The other day on the subject of preaching and/or reinventing the sermon, I mentioned a multimedia experiment I had done a few years ago. I had been thinking for a while about publishing it online, and now that it’s come up right in season I think I’ll go for it.
The original form of this article was a “sermon” delivered on Palm Sunday 1998 in the church of which I was then a part. The idea was to try something very different and unique with the sermon, and with this in mind, I decided to attempt our first multimedia sermon. These days it’s quite common to see PowerPoint presentations of a preacher’s sermon notes projected overhead… but this is not at all what I was going for. For this experiment, graphics were projected onto a screen as visual aids during the ‘sermon.’ Sometimes I referred directly to the images, and sometimes I did not… they were there to draw the attention and help grasp an overall picture of the story. I did not refer the congregation to any text, and did not encourage them to take notes. On the contrary, I warned them that there was to be no outline, no "points," no (verbal) illustrations, no conclusion, and no application. I would just lay out for them the story of the way it happened, and leave the application to them. All in all, we felt afterward that the sermon was quite well-received.

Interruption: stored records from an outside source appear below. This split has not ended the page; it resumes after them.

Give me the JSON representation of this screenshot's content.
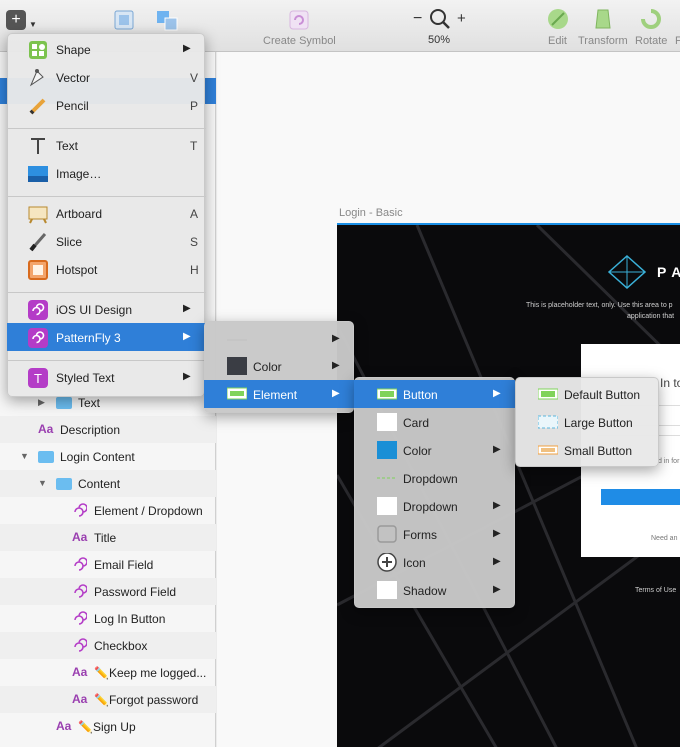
{
  "toolbar": {
    "create_symbol": "Create Symbol",
    "zoom_minus": "−",
    "zoom_plus": "+",
    "zoom_level": "50%",
    "edit": "Edit",
    "transform": "Transform",
    "rotate": "Rotate",
    "flatten_partial": "F"
  },
  "layers": [
    {
      "label": "Text",
      "type": "folder",
      "indent": 2,
      "twisty": "collapsed"
    },
    {
      "label": "Description",
      "type": "text",
      "indent": 1,
      "twisty": ""
    },
    {
      "label": "Login Content",
      "type": "folder",
      "indent": 1,
      "twisty": "expanded"
    },
    {
      "label": "Content",
      "type": "folder",
      "indent": 2,
      "twisty": "expanded"
    },
    {
      "label": "Element / Dropdown",
      "type": "symbol",
      "indent": 3,
      "twisty": ""
    },
    {
      "label": "Title",
      "type": "text",
      "indent": 3,
      "twisty": ""
    },
    {
      "label": "Email Field",
      "type": "symbol",
      "indent": 3,
      "twisty": ""
    },
    {
      "label": "Password Field",
      "type": "symbol",
      "indent": 3,
      "twisty": ""
    },
    {
      "label": "Log In Button",
      "type": "symbol",
      "indent": 3,
      "twisty": ""
    },
    {
      "label": "Checkbox",
      "type": "symbol",
      "indent": 3,
      "twisty": ""
    },
    {
      "label": "✏️Keep me logged...",
      "type": "text",
      "indent": 3,
      "twisty": ""
    },
    {
      "label": "✏️Forgot password",
      "type": "text",
      "indent": 3,
      "twisty": ""
    },
    {
      "label": "✏️Sign Up",
      "type": "text",
      "indent": 2,
      "twisty": ""
    }
  ],
  "canvas": {
    "artboard_title": "Login - Basic",
    "brand": "PA",
    "placeholder_line1": "This is placeholder text, only. Use this area to p",
    "placeholder_line2": "application that",
    "login_title_partial": "In to",
    "remember_partial": "d in for",
    "need_partial": "Need an",
    "terms": "Terms of Use"
  },
  "insert_menu": {
    "items": [
      {
        "label": "Shape",
        "shortcut": "",
        "submenu": true
      },
      {
        "label": "Vector",
        "shortcut": "V",
        "submenu": false
      },
      {
        "label": "Pencil",
        "shortcut": "P",
        "submenu": false
      },
      {
        "label": "Text",
        "shortcut": "T",
        "submenu": false
      },
      {
        "label": "Image…",
        "shortcut": "",
        "submenu": false
      },
      {
        "label": "Artboard",
        "shortcut": "A",
        "submenu": false
      },
      {
        "label": "Slice",
        "shortcut": "S",
        "submenu": false
      },
      {
        "label": "Hotspot",
        "shortcut": "H",
        "submenu": false
      },
      {
        "label": "iOS UI Design",
        "shortcut": "",
        "submenu": true
      },
      {
        "label": "PatternFly 3",
        "shortcut": "",
        "submenu": true
      },
      {
        "label": "Styled Text",
        "shortcut": "",
        "submenu": true
      }
    ]
  },
  "patternfly_menu": {
    "items": [
      {
        "label": "",
        "submenu": true
      },
      {
        "label": "Color",
        "submenu": true
      },
      {
        "label": "Element",
        "submenu": true
      }
    ]
  },
  "element_menu": {
    "items": [
      {
        "label": "Button",
        "submenu": true
      },
      {
        "label": "Card",
        "submenu": false
      },
      {
        "label": "Color",
        "submenu": true
      },
      {
        "label": "Dropdown",
        "submenu": false
      },
      {
        "label": "Dropdown",
        "submenu": true
      },
      {
        "label": "Forms",
        "submenu": true
      },
      {
        "label": "Icon",
        "submenu": true
      },
      {
        "label": "Shadow",
        "submenu": true
      }
    ]
  },
  "button_menu": {
    "items": [
      {
        "label": "Default Button"
      },
      {
        "label": "Large Button"
      },
      {
        "label": "Small Button"
      }
    ]
  },
  "colors": {
    "accent": "#2f7fd8",
    "symbol_purple": "#b43cc7",
    "folder_blue": "#6bbdf0",
    "artboard_bg": "#0a0a0c",
    "color_swatch_blue": "#1a8fd6",
    "color_swatch_dark": "#3a3d44"
  }
}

The sermon introduction actually ran something like this:
This morning we are going to approach the idea of a sermon a little differently than usual. I’m not going to ask you to open your Bibles and turn to a specific text, because I’m going to take information from several places, and it would be almost impossible to follow along. I’m not going to give you much in the way of snappy illustrations today, and I’m not even going to tell you how to apply the sermon. I simply want to tell you a story this morning: the story of Jesus’ arrest, trial, crucifixion, and resurrection. This is a special story we call The Passion, and it is appropriate to discuss during Holy Week, or Passion Week, which begins today with Palm Sunday. What I want to do today is to try to harmonize the four gospels, together with some additional historical data in order to be able to tell you, “this is the way it happened.” “Here’s what ‘went down’,” in another vernacular. Now the exact chronology is a bit difficult in places, so there are a few things that are merely approximations, but it all happened during passion week pretty much the way I’m going to lay it out for you.

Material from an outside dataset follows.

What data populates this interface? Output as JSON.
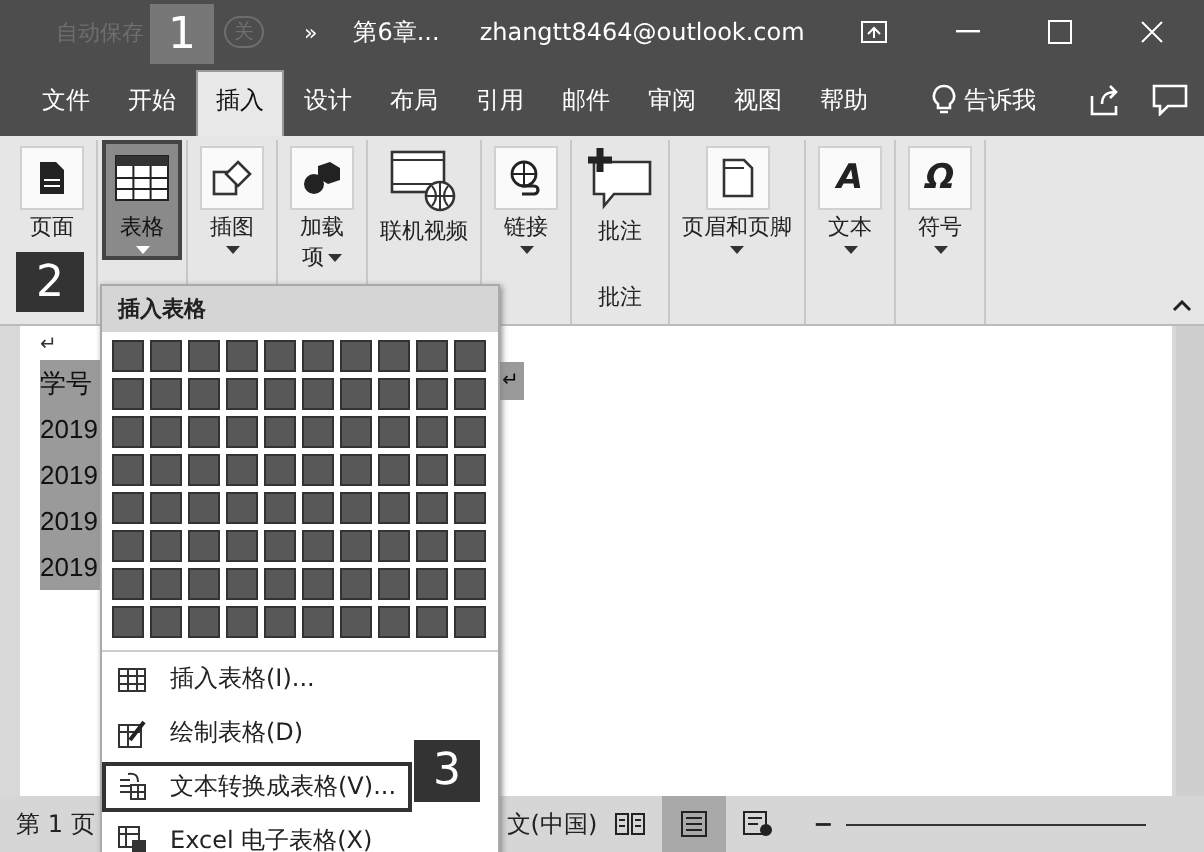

I’m also going to make use of visual aids this morning for several of the events we will discuss. Some of the pictures we will look at are merely artists’ conceptions set down centuries later; some are models, and some are modern-day photos – but I trust they will all help us to form a reasonable picture of first-century Jerusalem in our minds.

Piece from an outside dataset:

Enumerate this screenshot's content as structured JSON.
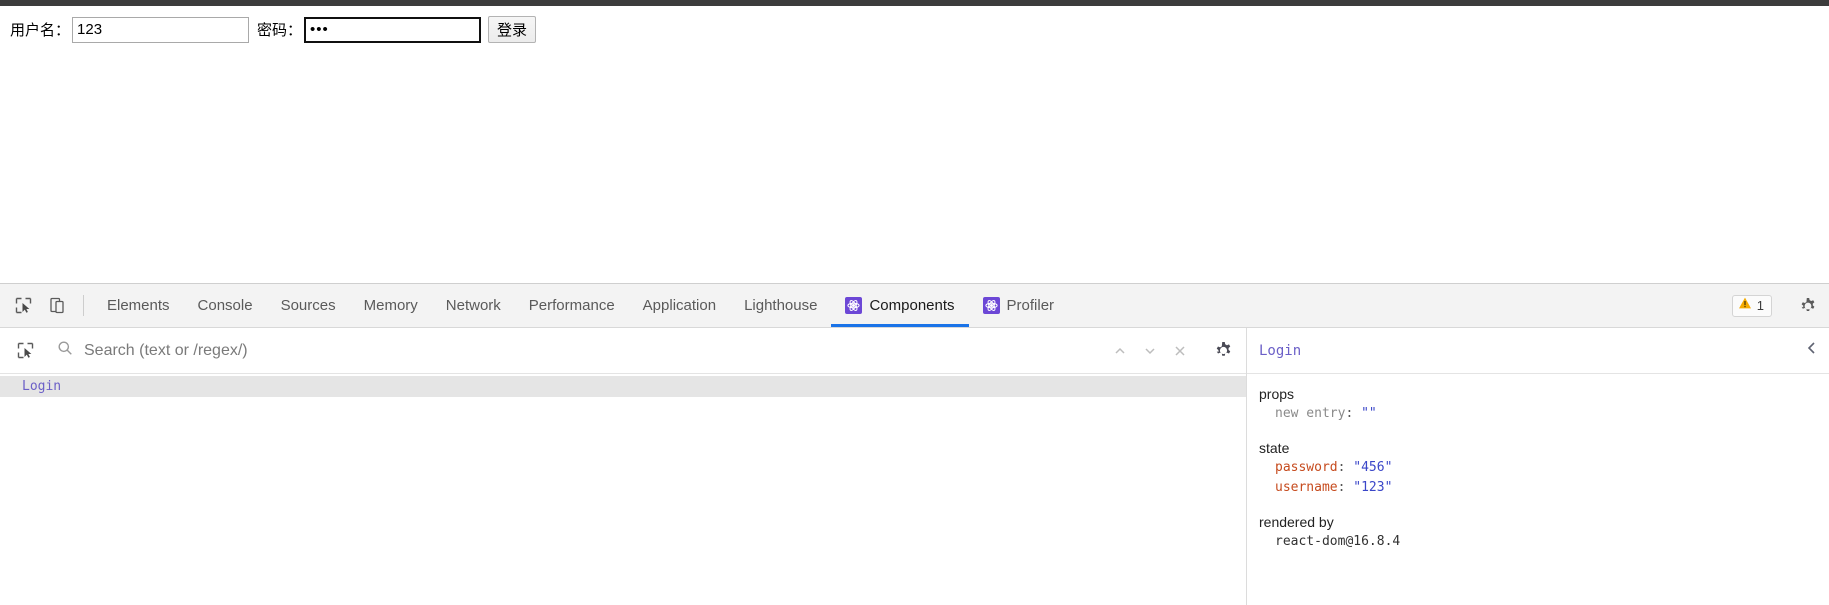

While the original presentation was a single unit, I will be breaking it down into the days of Holy Week for online publication. Of course, so much could be said of each individul event, so if it appears “light” in places, this is due to the goals and constraints of the original format. Edits have found their way in, but not in a major way.